also , Robert E. Howard deserves a mention in this discussion , he is regarded as the father of sword and sorcery and did a lot of world building for Conan’s world , as evidenced in his Hyborian age essay https://conanthecimmerian.fandom.com/wiki/The_Hyborian_Age Many fantasy authors imitated him afterwards , but never quite captured his spirit . Then there were the many many fantasy film cash grabs that came in the wake of the 1982 Conan The Barbarian film …

Yes, Howard’s another one of those guys that no one has ever quite managed to imitate or adapt to film. Now I do really enjoy the John Milius Conan film, but it really has very little to do with Howard. Unlike Lovecraft though, and despite often borrowing a lot of his ideas, Howard did have a tendency to add a backstory to everything so I’d definitely say he has more in common with Tolkien in that regard then with OT SW. Then again characters/creatures like Yag-Kosha are quite abstract in concept.

Does anyone know if Lucas ever made any direct mention of Howard work as an influence? I would assume he at the very least knew of the character as SW was written right at the start of the Howard boom in the late 60’s and early 70’s.

As a side note: I find it fascinating that Tolkien’s first published book was only one year after Howard’s death. People often forget that Howard did the whole world-building thing before Tolkien, that is, as far as what was publicly available.

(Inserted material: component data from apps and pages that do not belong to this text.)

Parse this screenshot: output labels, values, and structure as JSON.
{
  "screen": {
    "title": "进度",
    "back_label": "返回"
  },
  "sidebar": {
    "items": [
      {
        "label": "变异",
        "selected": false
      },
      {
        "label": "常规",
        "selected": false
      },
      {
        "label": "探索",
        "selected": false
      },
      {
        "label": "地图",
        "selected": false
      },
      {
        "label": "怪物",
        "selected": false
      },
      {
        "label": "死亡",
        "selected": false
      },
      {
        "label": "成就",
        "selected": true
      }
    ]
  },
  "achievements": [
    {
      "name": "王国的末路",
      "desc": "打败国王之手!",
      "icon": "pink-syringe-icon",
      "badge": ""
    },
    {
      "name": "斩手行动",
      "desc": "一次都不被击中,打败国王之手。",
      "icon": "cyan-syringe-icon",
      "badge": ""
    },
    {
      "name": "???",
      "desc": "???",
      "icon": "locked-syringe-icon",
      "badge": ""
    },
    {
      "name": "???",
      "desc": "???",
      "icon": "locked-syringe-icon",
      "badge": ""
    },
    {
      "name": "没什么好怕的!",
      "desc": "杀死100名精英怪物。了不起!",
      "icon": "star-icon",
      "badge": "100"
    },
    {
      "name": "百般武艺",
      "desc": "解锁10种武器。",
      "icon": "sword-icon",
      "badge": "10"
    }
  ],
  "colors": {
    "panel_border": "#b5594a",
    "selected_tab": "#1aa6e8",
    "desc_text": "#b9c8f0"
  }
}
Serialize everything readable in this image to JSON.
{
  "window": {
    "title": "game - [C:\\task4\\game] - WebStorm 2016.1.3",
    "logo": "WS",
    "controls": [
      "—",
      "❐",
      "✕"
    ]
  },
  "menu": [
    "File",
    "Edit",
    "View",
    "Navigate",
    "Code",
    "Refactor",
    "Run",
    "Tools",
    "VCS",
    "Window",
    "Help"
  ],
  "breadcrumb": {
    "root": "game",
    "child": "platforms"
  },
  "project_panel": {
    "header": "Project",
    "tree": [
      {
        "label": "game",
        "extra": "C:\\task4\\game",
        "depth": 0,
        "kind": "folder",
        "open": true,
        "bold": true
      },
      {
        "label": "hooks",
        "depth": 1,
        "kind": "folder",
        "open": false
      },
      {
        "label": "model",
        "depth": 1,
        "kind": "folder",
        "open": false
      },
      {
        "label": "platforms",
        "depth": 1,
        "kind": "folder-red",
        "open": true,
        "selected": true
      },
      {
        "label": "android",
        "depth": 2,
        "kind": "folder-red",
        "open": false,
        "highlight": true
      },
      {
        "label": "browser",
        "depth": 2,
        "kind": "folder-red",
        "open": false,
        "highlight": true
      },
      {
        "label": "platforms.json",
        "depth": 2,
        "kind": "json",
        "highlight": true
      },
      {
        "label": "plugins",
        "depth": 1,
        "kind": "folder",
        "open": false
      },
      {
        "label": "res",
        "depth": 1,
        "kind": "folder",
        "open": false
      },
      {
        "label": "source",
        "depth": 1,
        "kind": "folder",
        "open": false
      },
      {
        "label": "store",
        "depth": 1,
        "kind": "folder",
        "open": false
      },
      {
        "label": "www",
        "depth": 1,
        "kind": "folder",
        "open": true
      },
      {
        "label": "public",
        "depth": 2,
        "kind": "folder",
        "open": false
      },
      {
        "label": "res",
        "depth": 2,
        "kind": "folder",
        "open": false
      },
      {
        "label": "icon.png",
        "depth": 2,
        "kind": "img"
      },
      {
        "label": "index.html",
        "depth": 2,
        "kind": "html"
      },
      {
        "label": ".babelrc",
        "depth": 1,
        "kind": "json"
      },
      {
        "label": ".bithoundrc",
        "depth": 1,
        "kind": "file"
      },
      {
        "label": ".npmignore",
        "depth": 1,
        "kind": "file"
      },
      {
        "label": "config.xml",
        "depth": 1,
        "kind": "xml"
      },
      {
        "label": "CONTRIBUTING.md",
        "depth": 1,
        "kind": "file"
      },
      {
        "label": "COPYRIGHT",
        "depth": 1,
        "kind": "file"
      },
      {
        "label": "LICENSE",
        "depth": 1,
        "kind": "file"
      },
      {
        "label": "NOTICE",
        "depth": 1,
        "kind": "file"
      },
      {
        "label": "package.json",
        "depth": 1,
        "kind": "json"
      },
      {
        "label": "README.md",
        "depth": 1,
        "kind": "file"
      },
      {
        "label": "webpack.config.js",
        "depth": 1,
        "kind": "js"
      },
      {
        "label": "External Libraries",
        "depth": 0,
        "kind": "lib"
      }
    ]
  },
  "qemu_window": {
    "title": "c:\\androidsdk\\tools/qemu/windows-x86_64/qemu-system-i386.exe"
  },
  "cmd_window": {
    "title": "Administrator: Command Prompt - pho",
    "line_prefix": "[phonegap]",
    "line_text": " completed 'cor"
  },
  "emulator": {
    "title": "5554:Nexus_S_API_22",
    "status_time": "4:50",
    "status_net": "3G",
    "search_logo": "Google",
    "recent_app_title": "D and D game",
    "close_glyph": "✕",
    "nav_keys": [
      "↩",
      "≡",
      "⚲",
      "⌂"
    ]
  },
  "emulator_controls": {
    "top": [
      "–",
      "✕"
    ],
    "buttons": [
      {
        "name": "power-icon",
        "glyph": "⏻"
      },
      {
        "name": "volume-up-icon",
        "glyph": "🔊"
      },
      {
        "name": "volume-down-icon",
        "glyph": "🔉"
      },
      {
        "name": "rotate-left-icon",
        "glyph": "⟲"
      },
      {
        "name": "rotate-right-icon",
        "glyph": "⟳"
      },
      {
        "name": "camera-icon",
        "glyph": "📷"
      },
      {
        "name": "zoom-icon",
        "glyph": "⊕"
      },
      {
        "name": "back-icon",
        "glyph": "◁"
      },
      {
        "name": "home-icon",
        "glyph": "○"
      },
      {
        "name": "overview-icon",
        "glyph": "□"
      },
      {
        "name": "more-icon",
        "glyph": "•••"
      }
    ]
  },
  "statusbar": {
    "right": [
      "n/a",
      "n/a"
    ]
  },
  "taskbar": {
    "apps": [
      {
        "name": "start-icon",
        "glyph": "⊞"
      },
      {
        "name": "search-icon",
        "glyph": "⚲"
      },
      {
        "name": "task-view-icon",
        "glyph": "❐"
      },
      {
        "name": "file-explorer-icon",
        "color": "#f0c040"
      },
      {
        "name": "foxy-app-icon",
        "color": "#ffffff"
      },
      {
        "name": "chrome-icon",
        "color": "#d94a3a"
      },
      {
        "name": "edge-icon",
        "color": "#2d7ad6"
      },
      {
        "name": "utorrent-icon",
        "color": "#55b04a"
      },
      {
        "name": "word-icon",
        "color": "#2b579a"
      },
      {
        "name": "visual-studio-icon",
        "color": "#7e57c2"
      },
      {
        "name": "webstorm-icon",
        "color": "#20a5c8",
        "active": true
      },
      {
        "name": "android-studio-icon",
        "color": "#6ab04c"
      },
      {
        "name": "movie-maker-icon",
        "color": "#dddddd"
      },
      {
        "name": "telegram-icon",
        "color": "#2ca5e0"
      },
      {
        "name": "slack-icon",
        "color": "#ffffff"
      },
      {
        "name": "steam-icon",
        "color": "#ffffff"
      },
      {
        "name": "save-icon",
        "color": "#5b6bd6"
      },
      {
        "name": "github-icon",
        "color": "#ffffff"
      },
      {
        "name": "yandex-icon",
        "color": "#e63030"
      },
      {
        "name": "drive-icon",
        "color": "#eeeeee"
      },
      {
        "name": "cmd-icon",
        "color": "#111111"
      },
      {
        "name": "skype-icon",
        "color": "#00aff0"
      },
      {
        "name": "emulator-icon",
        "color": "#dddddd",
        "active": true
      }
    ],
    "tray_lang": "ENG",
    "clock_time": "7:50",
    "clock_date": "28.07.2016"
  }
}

Actually, I think the real parallel here is between Lucas and Milius. The thought processes behind Star Wars and Conan are remarkably similar - Milius wanted to create a believable ‘lived-in’ universe in the same way George did, and both were going for a real mythic quality. The ‘father’s sword’ motifs, the aged wizard - Conan even has its villain (played by James Earl Jones) deliver a ‘I am your father’ speech! And both productions had run-ins with Gil Taylor…
Conan and SW have pretty much the same poster art as well…